Some observers think that such attacks are unlikely, arguing that while smaller markets may be vulnerable, the Bitcoin market is big enough to be safe. Budish is less sanguine and considers some reasons why it hasn’t been attacked. Right now, he says, there are significant costs to attacking. When it comes to electricity, the Bitcoin network is already consuming as much energy as the population of Ireland. Meanwhile, Bitcoin miners invest in specialized chips in order to participate in tournaments, and those chips are expensive. Miners have invested around $2 billion in these specialized chips.
But what if chips got cheaper or miners were able to rent chips rather than buy them? The cost of mining, and of attacking, would fall. And while people trying to break into Fort Knox would need an army to do so, attackers seeking to manipulate the Bitcoin chain would just need enough computer power to attack the system for a brief amount of time.
Even now, there’s enough money at stake to tempt some would-be attackers, and much more if Bitcoin were to become an economically important currency. Budish calculates that a sabotage attack on Bitcoin’s blockchain—which could be mounted if someone drove down the Bitcoin futures market to profit from a large short position—could have secured at least $160 million as of March 2018. Meanwhile, “the market capitalization of Bitcoin—which perhaps gives another sense of magnitudes for the amount of economic harm a bad actor could cause by sabotaging the system—is presently on the order of $100 billion–$200 billion. The market capitalization of the gold stock is on the order of $7.5 trillion,” he writes.
The vulnerability of the system to attack could restrict Bitcoin’s growth. Nakamoto’s innovation was to create a trust in this system, but people who follow Budish’s train of thought may lose trust in it. If they do, the value of Bitcoin could fall, and the currency wouldn’t become the store of value its champions claim.
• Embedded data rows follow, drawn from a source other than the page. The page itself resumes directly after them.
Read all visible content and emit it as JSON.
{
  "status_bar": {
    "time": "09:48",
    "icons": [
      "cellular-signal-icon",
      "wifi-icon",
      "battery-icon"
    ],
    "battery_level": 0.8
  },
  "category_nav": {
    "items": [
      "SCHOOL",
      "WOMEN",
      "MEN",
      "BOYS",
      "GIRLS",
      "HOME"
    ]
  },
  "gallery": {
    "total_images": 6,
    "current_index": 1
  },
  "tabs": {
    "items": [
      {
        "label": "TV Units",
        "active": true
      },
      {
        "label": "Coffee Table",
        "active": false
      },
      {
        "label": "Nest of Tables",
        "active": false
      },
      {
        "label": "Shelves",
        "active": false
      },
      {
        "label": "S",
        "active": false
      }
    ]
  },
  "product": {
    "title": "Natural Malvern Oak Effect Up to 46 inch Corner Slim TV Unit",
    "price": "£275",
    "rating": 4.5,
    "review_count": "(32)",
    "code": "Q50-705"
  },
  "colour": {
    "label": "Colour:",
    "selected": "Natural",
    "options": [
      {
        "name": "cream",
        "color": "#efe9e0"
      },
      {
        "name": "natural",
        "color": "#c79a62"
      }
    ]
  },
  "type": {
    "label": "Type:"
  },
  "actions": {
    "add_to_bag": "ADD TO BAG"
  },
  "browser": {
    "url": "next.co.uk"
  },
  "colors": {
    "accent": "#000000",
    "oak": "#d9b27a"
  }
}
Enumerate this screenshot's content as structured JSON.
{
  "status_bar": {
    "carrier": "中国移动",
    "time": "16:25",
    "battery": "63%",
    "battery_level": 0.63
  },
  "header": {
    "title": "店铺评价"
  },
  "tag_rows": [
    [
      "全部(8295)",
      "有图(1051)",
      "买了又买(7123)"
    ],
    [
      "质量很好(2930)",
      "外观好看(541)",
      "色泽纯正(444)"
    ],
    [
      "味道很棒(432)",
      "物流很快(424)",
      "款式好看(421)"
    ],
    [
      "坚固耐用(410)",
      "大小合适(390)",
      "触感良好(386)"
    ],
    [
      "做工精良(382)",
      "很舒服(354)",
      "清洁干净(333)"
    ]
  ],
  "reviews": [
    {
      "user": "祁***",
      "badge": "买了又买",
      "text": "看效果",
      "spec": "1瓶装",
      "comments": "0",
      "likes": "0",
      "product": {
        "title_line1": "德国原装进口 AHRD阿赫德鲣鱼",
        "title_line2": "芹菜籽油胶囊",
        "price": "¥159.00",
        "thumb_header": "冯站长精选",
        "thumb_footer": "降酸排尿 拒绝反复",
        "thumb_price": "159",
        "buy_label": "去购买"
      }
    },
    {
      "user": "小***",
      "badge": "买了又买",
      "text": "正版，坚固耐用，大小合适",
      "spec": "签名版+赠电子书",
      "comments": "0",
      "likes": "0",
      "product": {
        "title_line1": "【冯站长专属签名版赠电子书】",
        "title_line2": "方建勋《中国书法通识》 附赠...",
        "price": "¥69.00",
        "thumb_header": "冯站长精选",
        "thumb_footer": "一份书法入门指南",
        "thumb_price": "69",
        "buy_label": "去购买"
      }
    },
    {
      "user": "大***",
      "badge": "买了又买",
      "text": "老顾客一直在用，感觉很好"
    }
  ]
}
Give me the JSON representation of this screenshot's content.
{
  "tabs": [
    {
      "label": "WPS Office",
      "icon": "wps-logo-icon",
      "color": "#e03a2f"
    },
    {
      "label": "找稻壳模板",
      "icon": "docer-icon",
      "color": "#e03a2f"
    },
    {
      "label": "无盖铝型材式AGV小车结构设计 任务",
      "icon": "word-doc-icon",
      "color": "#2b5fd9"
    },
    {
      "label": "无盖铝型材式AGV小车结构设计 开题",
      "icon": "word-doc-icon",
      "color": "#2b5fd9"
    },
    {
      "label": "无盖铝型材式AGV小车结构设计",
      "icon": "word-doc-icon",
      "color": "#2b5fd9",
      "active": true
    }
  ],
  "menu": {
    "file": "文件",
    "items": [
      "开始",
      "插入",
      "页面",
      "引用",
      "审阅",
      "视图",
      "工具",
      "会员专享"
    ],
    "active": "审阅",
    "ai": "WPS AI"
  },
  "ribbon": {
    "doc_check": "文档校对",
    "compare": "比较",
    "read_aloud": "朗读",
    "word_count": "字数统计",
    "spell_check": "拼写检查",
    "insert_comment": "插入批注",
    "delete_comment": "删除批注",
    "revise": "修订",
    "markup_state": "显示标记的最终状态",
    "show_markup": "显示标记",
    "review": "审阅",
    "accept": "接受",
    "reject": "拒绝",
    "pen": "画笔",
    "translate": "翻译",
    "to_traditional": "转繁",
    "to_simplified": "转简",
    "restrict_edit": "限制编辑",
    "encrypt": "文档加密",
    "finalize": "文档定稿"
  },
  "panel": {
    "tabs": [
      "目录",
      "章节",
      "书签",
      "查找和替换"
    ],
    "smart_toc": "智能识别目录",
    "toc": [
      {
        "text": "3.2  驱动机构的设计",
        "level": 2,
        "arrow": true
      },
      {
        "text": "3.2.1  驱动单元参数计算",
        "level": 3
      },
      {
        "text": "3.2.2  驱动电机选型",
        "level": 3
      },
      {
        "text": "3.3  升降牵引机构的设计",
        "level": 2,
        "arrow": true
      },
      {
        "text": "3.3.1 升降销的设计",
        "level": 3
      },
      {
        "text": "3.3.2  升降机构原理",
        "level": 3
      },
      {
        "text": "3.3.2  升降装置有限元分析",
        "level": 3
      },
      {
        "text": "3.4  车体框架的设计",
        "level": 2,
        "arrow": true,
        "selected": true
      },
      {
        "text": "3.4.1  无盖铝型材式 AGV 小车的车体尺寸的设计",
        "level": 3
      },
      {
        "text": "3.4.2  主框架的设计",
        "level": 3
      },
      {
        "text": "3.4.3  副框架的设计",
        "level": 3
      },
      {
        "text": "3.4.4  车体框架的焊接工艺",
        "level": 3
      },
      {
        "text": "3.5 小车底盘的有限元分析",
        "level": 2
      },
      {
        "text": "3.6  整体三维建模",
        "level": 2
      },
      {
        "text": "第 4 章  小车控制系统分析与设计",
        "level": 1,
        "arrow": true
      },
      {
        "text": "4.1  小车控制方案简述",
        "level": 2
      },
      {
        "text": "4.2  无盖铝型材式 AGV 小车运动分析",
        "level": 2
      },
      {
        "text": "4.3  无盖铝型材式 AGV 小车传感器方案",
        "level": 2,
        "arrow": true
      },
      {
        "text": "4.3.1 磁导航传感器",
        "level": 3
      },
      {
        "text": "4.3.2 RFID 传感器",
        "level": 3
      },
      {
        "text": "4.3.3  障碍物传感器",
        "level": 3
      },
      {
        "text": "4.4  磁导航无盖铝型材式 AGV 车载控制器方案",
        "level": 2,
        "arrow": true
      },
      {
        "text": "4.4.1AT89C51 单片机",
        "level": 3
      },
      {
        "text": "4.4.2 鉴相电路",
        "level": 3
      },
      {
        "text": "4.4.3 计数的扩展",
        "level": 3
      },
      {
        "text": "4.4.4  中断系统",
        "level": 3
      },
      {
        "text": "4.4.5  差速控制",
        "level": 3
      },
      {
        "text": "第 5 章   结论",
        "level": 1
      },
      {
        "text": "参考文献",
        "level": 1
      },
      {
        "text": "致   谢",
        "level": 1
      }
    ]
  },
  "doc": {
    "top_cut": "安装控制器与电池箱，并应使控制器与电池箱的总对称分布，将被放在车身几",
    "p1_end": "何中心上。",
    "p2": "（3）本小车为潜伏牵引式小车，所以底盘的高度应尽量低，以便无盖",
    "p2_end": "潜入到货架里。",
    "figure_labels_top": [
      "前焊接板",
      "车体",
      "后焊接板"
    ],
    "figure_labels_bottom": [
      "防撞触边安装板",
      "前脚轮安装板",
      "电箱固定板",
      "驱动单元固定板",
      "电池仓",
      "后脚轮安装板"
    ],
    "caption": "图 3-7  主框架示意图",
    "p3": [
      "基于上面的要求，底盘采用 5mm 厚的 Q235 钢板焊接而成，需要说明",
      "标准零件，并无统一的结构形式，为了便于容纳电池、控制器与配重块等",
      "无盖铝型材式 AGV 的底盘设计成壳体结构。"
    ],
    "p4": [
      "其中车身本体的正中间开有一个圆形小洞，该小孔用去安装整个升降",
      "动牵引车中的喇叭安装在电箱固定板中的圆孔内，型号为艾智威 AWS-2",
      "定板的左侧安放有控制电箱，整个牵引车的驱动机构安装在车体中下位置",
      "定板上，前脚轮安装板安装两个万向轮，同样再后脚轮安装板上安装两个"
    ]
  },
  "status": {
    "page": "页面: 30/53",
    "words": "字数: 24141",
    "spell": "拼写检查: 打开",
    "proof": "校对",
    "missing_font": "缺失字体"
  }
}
Budish suggests that there should be a healthy amount of skepticism and caution placed on the potential of Bitcoin and any systems that similarly rely on distributed, anonymous trust. “Most businesses and governments presumably have access to cheaper forms of data security,” he writes.